During the Civil War, Caldwell sympathized with the Confederacy, for whom his brother fought as a Colonel. As Confederate forces evacuated Bowling Green on February 13, 1862, they spent the first night at Octagon Hall, with several thousand troops camping on the land and officers staying in the house. When Union forces camped there a couple of days later, they terrorized the family, slaughtering their animals and throwing their carcasses down the wells, eating and stealing food, and threatening to burn the house.
While Franklin was occupied by Union forces, Caldwell remained faithful to the Confederate cause, and it was widely known that any rebel soldier who could make it to his farm would find food, shelter and medical care. Of course, this also brought Union patrols around for frequent checks and raids.
It is known that at least two Confederate soldiers died on the property during this time, one of them in Octagon Hall itself.
The home remained in the Caldwell family until 1918, when Andrew’s widow, Harriet, sold it to Dr. Miles Williams, an osteopath relocating from Nashville. Octagon Hall remained Dr. Williams home and office until his death in 1954, at which time it became a rental property.
The Octagon Hall Foundation was formed in 2001, at which time the property was purchased. The Foundation remains committed to the renovation and preservation of the only eight-sided house in Kentucky.
American Paranormal Society members visited Octagon Hall on a hot, muggy Saturday in June. After a warm greeting and informational tour by Billy Byrd, Executive Director of the foundation, the team started loading in their equipment. As the team leader set up base in the dining room, she distinctly heard a deep, male voice call out “Hey!” from behind her. Since the other two members of the advance team were both female and outside at the time, it was obvious this disembodied voice was paranormal in nature. Sadly, no recording equipment was in operation at this time.
After load in, the team took a short break in the dining room. Each member introduced herself to the spirits of the house, and the team sat around talking about current events. One member spoke of the fact that women are now governors, made reference to a Sarah Palin quote and then laughed, at the end of which both she and the team leader heard the same deep, male voice grunt, “hunh.”
After the break, the team went upstairs to take base photographs and set up equipment. Since Mr. Byrd had said that the beds were sometimes disturbed, all of the beds were photographed, straightened and then photographed again as a reference should anything occur.

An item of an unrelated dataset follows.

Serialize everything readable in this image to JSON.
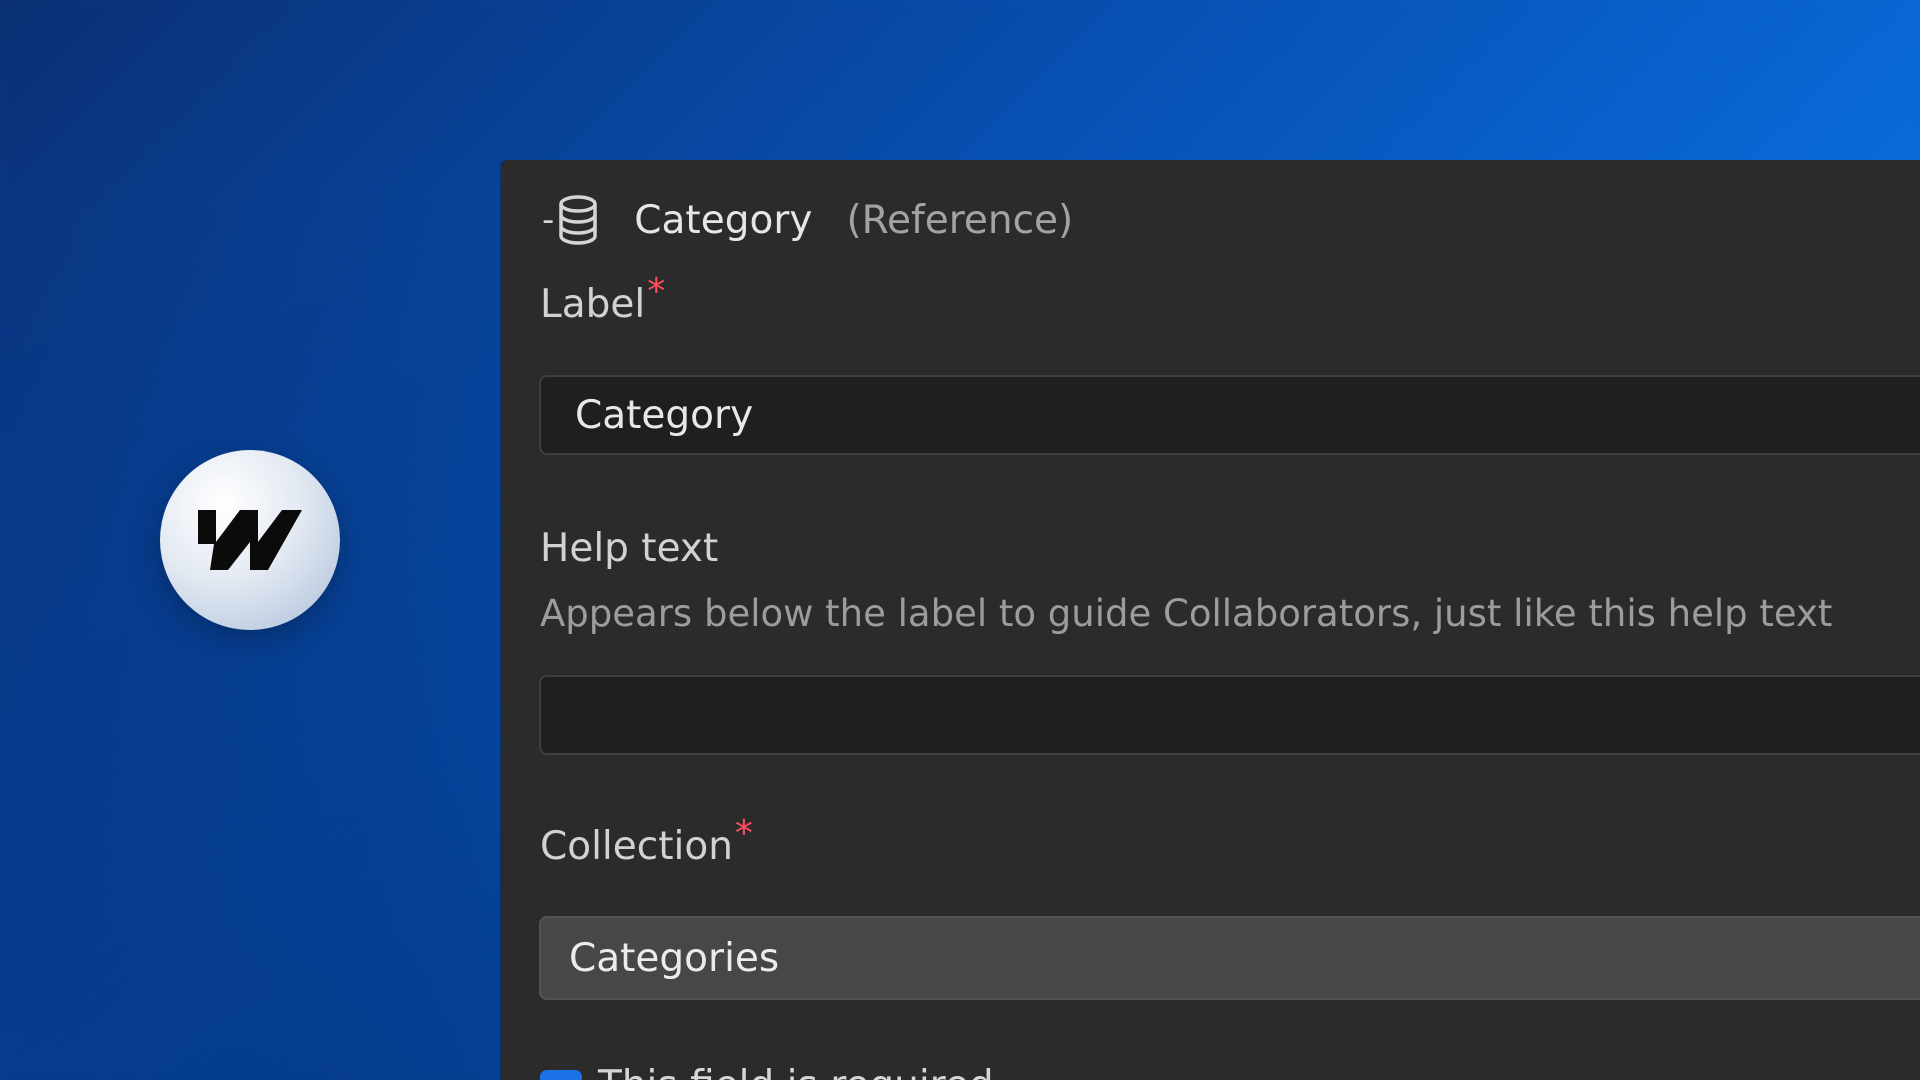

After anEVP session was conducted in the nursery, one of the members entered the hospital room, alerting the team leader as she did in the event the covers on the unoccupied bed were mussed as she photographed various spots in the room. The team leader walked to the end of the bed to check it and found a very distinct handprint in the wool blanket folded at the foot. The team leader had witnessed the member enter the room, and she at no time was near the foot of the bed.
The handprint was photographed, the blanket was straightened, and the team attempted to recreate the handprint but couldn’t do so. The appropriate depth of the print could not be created without causing a major depression around it due to the feather mattress and bed construction. The handprint was also larger than any of the three women’s hands could produce.
The rest of the night had only small occurrences such as a door slam, a few noises and one member being touched. Possible EVPs are still being isolated and cleaned up. However the earlier activity definitely made the investigation worthwhile and led to the conclusion that Octagon Hall is probably haunted.